** Brief **
Locate each line below that includes "resources" and reproduce it.
-------- Source material --------
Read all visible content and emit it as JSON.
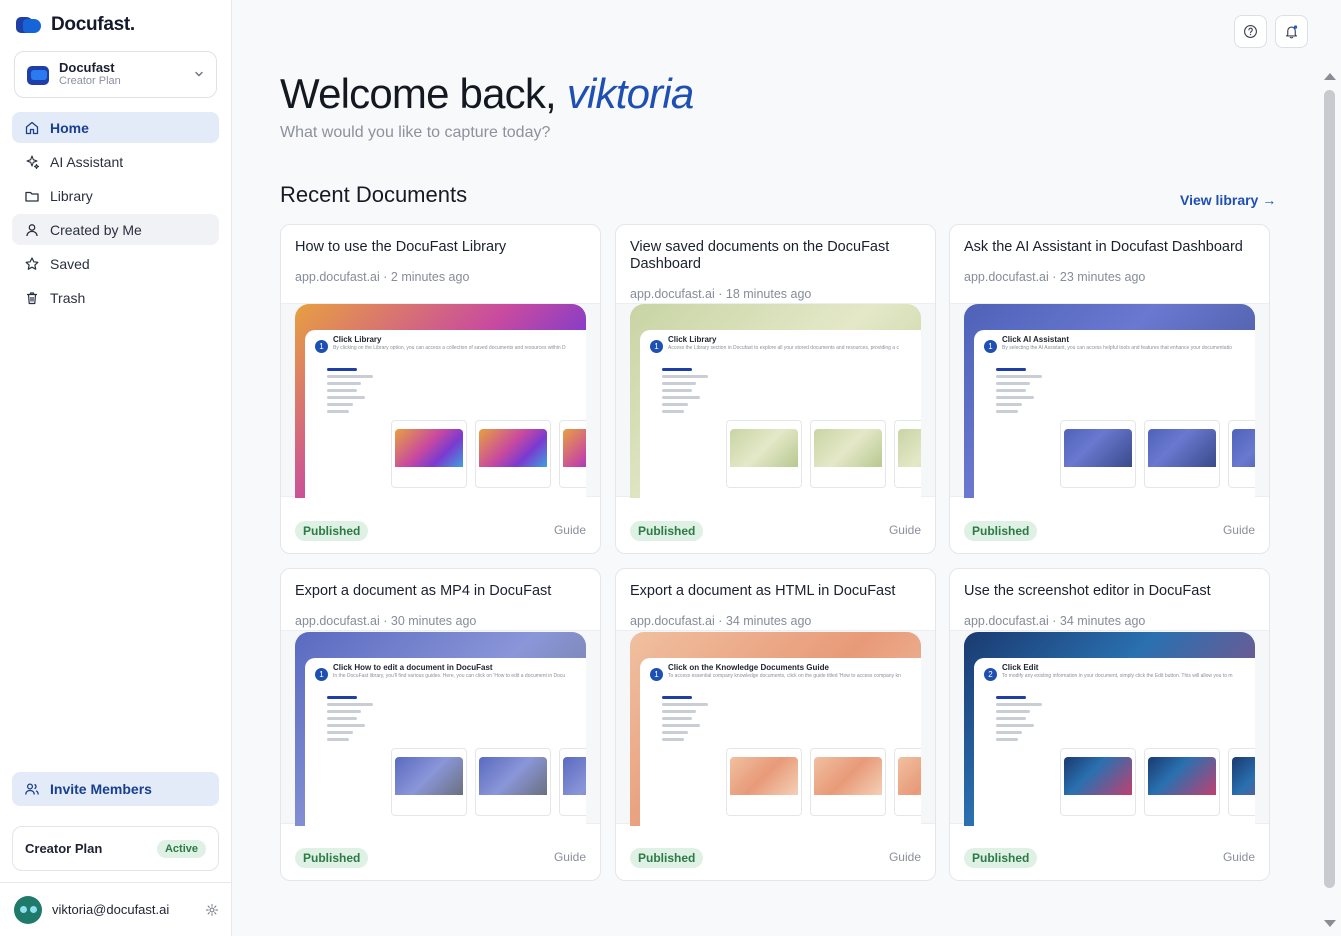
{
  "brand": {
    "name": "Docufast."
  },
  "workspace": {
    "name": "Docufast",
    "plan": "Creator Plan"
  },
  "nav": [
    {
      "label": "Home",
      "icon": "home-icon",
      "state": "active"
    },
    {
      "label": "AI Assistant",
      "icon": "sparkle-icon",
      "state": ""
    },
    {
      "label": "Library",
      "icon": "folder-icon",
      "state": ""
    },
    {
      "label": "Created by Me",
      "icon": "user-icon",
      "state": "hover"
    },
    {
      "label": "Saved",
      "icon": "star-icon",
      "state": ""
    },
    {
      "label": "Trash",
      "icon": "trash-icon",
      "state": ""
    }
  ],
  "invite": {
    "label": "Invite Members"
  },
  "plan": {
    "label": "Creator Plan",
    "status": "Active"
  },
  "user": {
    "email": "viktoria@docufast.ai"
  },
  "header": {
    "greeting": "Welcome back,",
    "name": "viktoria",
    "subtitle": "What would you like to capture today?"
  },
  "recent": {
    "title": "Recent Documents",
    "view_library": "View library →"
  },
  "documents": [
    {
      "title": "How to use the DocuFast Library",
      "meta": "app.docufast.ai · 2 minutes ago",
      "status": "Published",
      "kind": "Guide",
      "thumb": {
        "step": "1",
        "title": "Click Library",
        "desc": "By clicking on the Library option, you can access a collection of saved documents and resources within D",
        "gradient": "linear-gradient(135deg,#e8a040 0%,#c84aa0 45%,#7a3ad0 70%,#3fa0e0 100%)"
      }
    },
    {
      "title": "View saved documents on the DocuFast Dashboard",
      "meta": "app.docufast.ai · 18 minutes ago",
      "status": "Published",
      "kind": "Guide",
      "thumb": {
        "step": "1",
        "title": "Click Library",
        "desc": "Access the Library section in Docufast to explore all your stored documents and resources, providing a c",
        "gradient": "linear-gradient(135deg,#c8d4a4 0%,#e4e8c8 50%,#b8c890 100%)"
      }
    },
    {
      "title": "Ask the AI Assistant in Docufast Dashboard",
      "meta": "app.docufast.ai · 23 minutes ago",
      "status": "Published",
      "kind": "Guide",
      "thumb": {
        "step": "1",
        "title": "Click AI Assistant",
        "desc": "By selecting the AI Assistant, you can access helpful tools and features that enhance your documentatio",
        "gradient": "linear-gradient(135deg,#4e62b8 0%,#6a78d0 40%,#3a4a8a 100%)"
      }
    },
    {
      "title": "Export a document as MP4 in DocuFast",
      "meta": "app.docufast.ai · 30 minutes ago",
      "status": "Published",
      "kind": "Guide",
      "thumb": {
        "step": "1",
        "title": "Click How to edit a document in DocuFast",
        "desc": "In the DocuFast library, you'll find various guides. Here, you can click on 'How to edit a document in Docu",
        "gradient": "linear-gradient(135deg,#5a6ac0 0%,#8a96d8 50%,#6a7080 100%)"
      }
    },
    {
      "title": "Export a document as HTML in DocuFast",
      "meta": "app.docufast.ai · 34 minutes ago",
      "status": "Published",
      "kind": "Guide",
      "thumb": {
        "step": "1",
        "title": "Click on the Knowledge Documents Guide",
        "desc": "To access essential company knowledge documents, click on the guide titled 'How to access company kn",
        "gradient": "linear-gradient(135deg,#f0c0a0 0%,#e89a78 50%,#f4d0b8 100%)"
      }
    },
    {
      "title": "Use the screenshot editor in DocuFast",
      "meta": "app.docufast.ai · 34 minutes ago",
      "status": "Published",
      "kind": "Guide",
      "thumb": {
        "step": "2",
        "title": "Click Edit",
        "desc": "To modify any existing information in your document, simply click the Edit button. This will allow you to m",
        "gradient": "linear-gradient(135deg,#1a3a70 0%,#2a70b0 40%,#c04070 100%)"
      }
    }
  ]
}
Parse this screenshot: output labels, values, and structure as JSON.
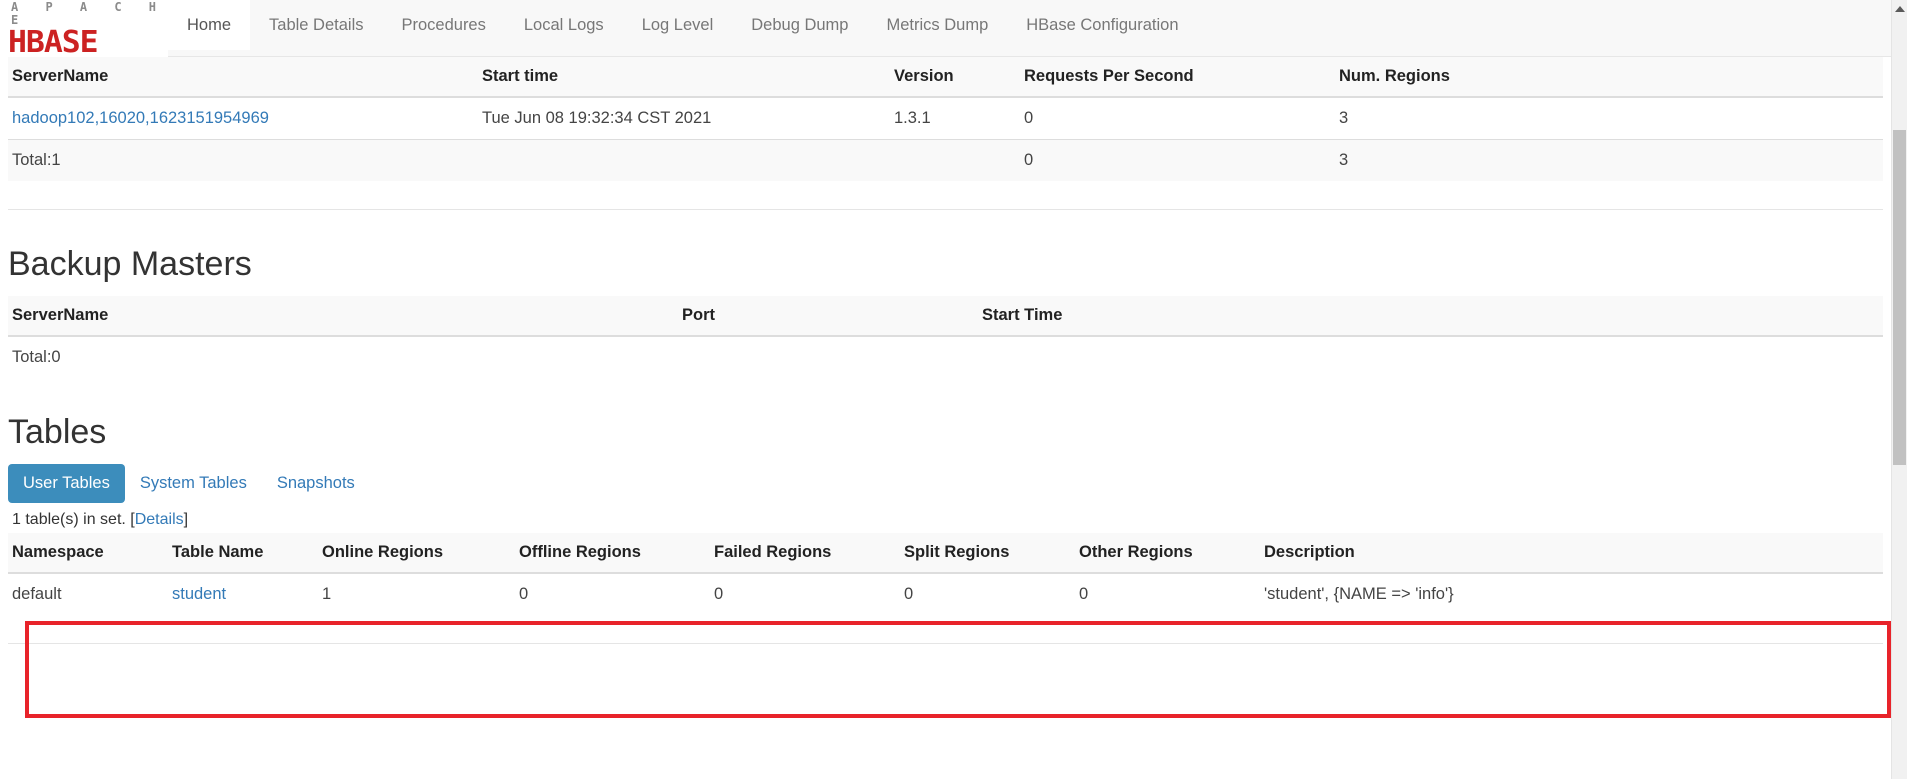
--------
** Written reply **
        "desc": "By clicking on the Library option, you can access a collection of saved documents and resources within D",
        "desc": "Access the Library section in Docufast to explore all your stored documents and resources, providing a c",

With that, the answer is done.